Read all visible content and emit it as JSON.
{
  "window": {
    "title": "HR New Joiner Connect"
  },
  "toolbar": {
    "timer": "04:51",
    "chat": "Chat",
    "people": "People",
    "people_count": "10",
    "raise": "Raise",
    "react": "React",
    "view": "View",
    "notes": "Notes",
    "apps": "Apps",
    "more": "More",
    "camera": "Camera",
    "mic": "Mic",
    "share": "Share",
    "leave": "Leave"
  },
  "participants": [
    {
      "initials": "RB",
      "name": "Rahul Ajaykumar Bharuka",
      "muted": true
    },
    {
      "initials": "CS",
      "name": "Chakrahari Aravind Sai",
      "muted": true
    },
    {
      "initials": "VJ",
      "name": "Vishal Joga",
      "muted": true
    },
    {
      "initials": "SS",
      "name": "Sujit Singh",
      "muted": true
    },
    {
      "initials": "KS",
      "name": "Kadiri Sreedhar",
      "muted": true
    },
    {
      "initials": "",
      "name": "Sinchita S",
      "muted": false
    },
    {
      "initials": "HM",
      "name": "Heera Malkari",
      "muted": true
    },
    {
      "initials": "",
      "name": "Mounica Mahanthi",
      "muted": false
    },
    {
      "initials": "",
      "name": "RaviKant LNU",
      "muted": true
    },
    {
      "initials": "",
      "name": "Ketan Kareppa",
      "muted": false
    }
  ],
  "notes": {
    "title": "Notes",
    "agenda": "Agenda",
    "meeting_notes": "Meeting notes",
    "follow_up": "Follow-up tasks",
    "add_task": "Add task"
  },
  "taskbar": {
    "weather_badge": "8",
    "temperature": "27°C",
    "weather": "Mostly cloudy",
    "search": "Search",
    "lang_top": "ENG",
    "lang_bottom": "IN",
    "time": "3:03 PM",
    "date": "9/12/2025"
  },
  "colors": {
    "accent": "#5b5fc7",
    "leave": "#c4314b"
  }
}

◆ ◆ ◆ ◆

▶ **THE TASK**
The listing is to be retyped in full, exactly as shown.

▶ **SOLUTION**
Read all visible content and emit it as JSON.
{
  "window": {
    "title": "HR New Joiner Connect"
  },
  "toolbar": {
    "timer": "04:51",
    "chat": "Chat",
    "people": "People",
    "people_count": "10",
    "raise": "Raise",
    "react": "React",
    "view": "View",
    "notes": "Notes",
    "apps": "Apps",
    "more": "More",
    "camera": "Camera",
    "mic": "Mic",
    "share": "Share",
    "leave": "Leave"
  },
  "participants": [
    {
      "initials": "RB",
      "name": "Rahul Ajaykumar Bharuka",
      "muted": true
    },
    {
      "initials": "CS",
      "name": "Chakrahari Aravind Sai",
      "muted": true
    },
    {
      "initials": "VJ",
      "name": "Vishal Joga",
      "muted": true
    },
    {
      "initials": "SS",
      "name": "Sujit Singh",
      "muted": true
    },
    {
      "initials": "KS",
      "name": "Kadiri Sreedhar",
      "muted": true
    },
    {
      "initials": "",
      "name": "Sinchita S",
      "muted": false
    },
    {
      "initials": "HM",
      "name": "Heera Malkari",
      "muted": true
    },
    {
      "initials": "",
      "name": "Mounica Mahanthi",
      "muted": false
    },
    {
      "initials": "",
      "name": "RaviKant LNU",
      "muted": true
    },
    {
      "initials": "",
      "name": "Ketan Kareppa",
      "muted": false
    }
  ],
  "notes": {
    "title": "Notes",
    "agenda": "Agenda",
    "meeting_notes": "Meeting notes",
    "follow_up": "Follow-up tasks",
    "add_task": "Add task"
  },
  "taskbar": {
    "weather_badge": "8",
    "temperature": "27°C",
    "weather": "Mostly cloudy",
    "search": "Search",
    "lang_top": "ENG",
    "lang_bottom": "IN",
    "time": "3:03 PM",
    "date": "9/12/2025"
  },
  "colors": {
    "accent": "#5b5fc7",
    "leave": "#c4314b"
  }
}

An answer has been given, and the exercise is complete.